Peloria

Digitalis purpurea (common foxglove) displaying an aberrant peloric terminal flower and normal zygomorphic flowers

Peloria or a peloric flower refers to an aberration in which a plant that normally produces zygomorphic flowers produces actinomorphic flowers instead. This aberration can be developmental, or it can have a genetic basis: the CYCLOIDEA gene controls floral symmetry. Peloric Antirrhinum plants have been produced by knocking out this gene.[2] Many modern cultivars of Sinningia speciosa ("gloxinia") have been bred to have peloric flowers as they are larger and showier than the normally zygomorphic flowers of this species.

Charles Darwin explored peloria in Antirrhinum (snapdragon) while researching the inheritance of floral characteristics for his The Variation of Animals and Plants under Domestication.[3] Later research, using Digitalis purpurea, showed that his results[4] were largely in line with Mendelian theory.[5]

Floral symmetry groups

If we consider only those flowers which consist in a single flower, rather than a flower head or inflorescence, we can group the flowers into a relatively small number of 2D symmetry groups. Monocots are identifiable by their trimerous petals, thus monocots often have rotational symmetry of order 3. If the flower also has 3 lines of mirror symmetry the group it belongs to is the dihedral group D3. If not, then it belongs to the cyclic group C3. Eudicots with tetramerous or pentamerous petals may have rotational symmetry of order 4 or 5. Again, whether they also have mirror planes decides whether they belong to dihedral (D4 and D5) or cyclic groups (C4 or C5). The sepals of some monocot flowers develop to replicate the petals, thus, superficially, certain monocots can appear to have rotational symmetry of order 6 and belong to either symmetry group D6 or C6. It must be remembered however, that flower symmetry is rarely perfect in the way that geometric symmetry is. The general layout of a flower belongs to the above symmetry groups, but an individual flower will not show exact symmetry.

See also

References

  1. ^ Weberling, Focko (1992). Morphology of Flowers and Inflorescences. Cambridge University Press. p. 19.  
  2. ^ a b Losos, J.B., Mason, K.A, Singer, S.R. Biology (8th ed.). New York: McGraw Hill. 
  3. ^ Darwin 1868, pp. 33–34
  4. ^ Darwin 1868, p. 46
  5. ^ Keeble, Frederick, Pellew, C, Jones, WN (1910). "The Inheritance of Peloria and Flower-Colour in Foxgloves (Digitalis purpurea)". New Phytologist 9.  

Bibliography

  • Endress PK (February 2001). "Evolution of floral symmetry". Curr. Opin.
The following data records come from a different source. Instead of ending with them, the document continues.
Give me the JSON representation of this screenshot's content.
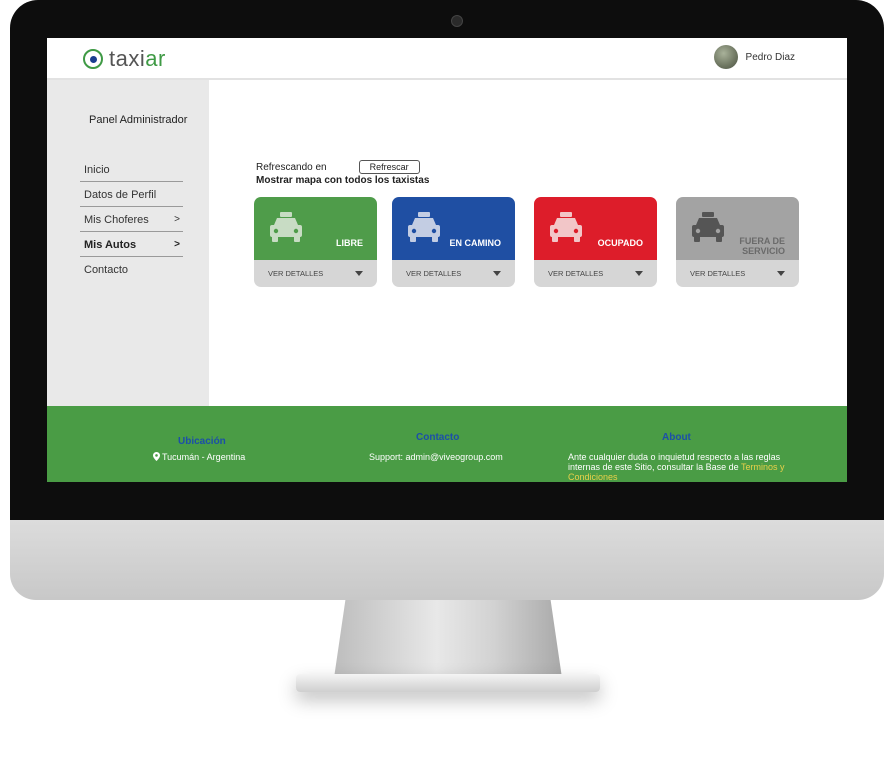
{
  "header": {
    "logo_text_a": "taxi",
    "logo_text_b": "ar",
    "user_name": "Pedro Diaz"
  },
  "sidebar": {
    "title": "Panel Administrador",
    "items": [
      {
        "label": "Inicio",
        "chevron": ""
      },
      {
        "label": "Datos de Perfil",
        "chevron": ""
      },
      {
        "label": "Mis Choferes",
        "chevron": ">"
      },
      {
        "label": "Mis Autos",
        "chevron": ">"
      },
      {
        "label": "Contacto",
        "chevron": ""
      }
    ]
  },
  "main": {
    "refresh_text": "Refrescando en",
    "refresh_button": "Refrescar",
    "map_link": "Mostrar mapa con todos los taxistas",
    "cards": [
      {
        "status": "LIBRE",
        "details": "VER DETALLES",
        "color": "#4f9c4a",
        "icon": "taxi-icon"
      },
      {
        "status": "EN CAMINO",
        "details": "VER DETALLES",
        "color": "#1f4fa3",
        "icon": "taxi-icon"
      },
      {
        "status": "OCUPADO",
        "details": "VER DETALLES",
        "color": "#dd1d2a",
        "icon": "taxi-icon"
      },
      {
        "status_line1": "FUERA DE",
        "status_line2": "SERVICIO",
        "details": "VER DETALLES",
        "color": "#a3a3a3",
        "icon": "taxi-icon"
      }
    ]
  },
  "footer": {
    "ubicacion_title": "Ubicación",
    "ubicacion_text": "Tucumán - Argentina",
    "contacto_title": "Contacto",
    "contacto_text": "Support: admin@viveogroup.com",
    "about_title": "About",
    "about_text_1": "Ante cualquier duda o inquietud respecto a las reglas",
    "about_text_2": "internas de este Sitio, consultar la Base de ",
    "about_terms_a": "Terminos y",
    "about_terms_b": "Condiciones"
  },
  "colors": {
    "accent_green": "#3f9a45",
    "footer_green": "#4a9c45",
    "footer_title_blue": "#1c4fa8",
    "terms_yellow": "#e9d04a"
  }
}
Plant Biol. 4 (1): 86–91.  
  • Neal P.R., Dafni A., Giurfa M. (1998). "Floral symmetry and its role in plant-pollinator systems: terminology, distribution, and hypotheses". Annu Rev Ecol Syst 29: 345–373.  
  • Darwin, Charles (1868). The variation of animals and plants under domestication II. London: John Murray. 
This article was sourced from Creative Commons Attribution-ShareAlike License; additional terms may apply. World Heritage Encyclopedia content is assembled from numerous content providers, Open Access Publishing, and in compliance with The Fair Access to Science and Technology Research Act (FASTR), Wikimedia Foundation, Inc., Public Library of Science, The Encyclopedia of Life, Open Book Publishers (OBP), PubMed, U.S. National Library of Medicine, National Center for Biotechnology Information, U.S. National Library of Medicine, National Institutes of Health (NIH), U.S. Department of Health & Human Services, and USA.gov, which sources content from all federal, state, local, tribal, and territorial government publication portals (.gov, .mil, .edu). Funding for USA.gov and content contributors is made possible from the U.S. Congress, E-Government Act of 2002.
 
Crowd sourced content that is contributed to World Heritage Encyclopedia is peer reviewed and edited by our editorial staff to ensure quality scholarly research articles.
 
By using this site, you agree to the Terms of Use and Privacy Policy. World Heritage Encyclopedia™ is a registered trademark of the World Public Library Association, a non-profit organization.
 



Copyright © World Library Foundation. All rights reserved. eBooks from World eBook Library are sponsored by the World Library Foundation,
a 501c(4) Member's Support Non-Profit Organization, and is NOT affiliated with any governmental agency or department.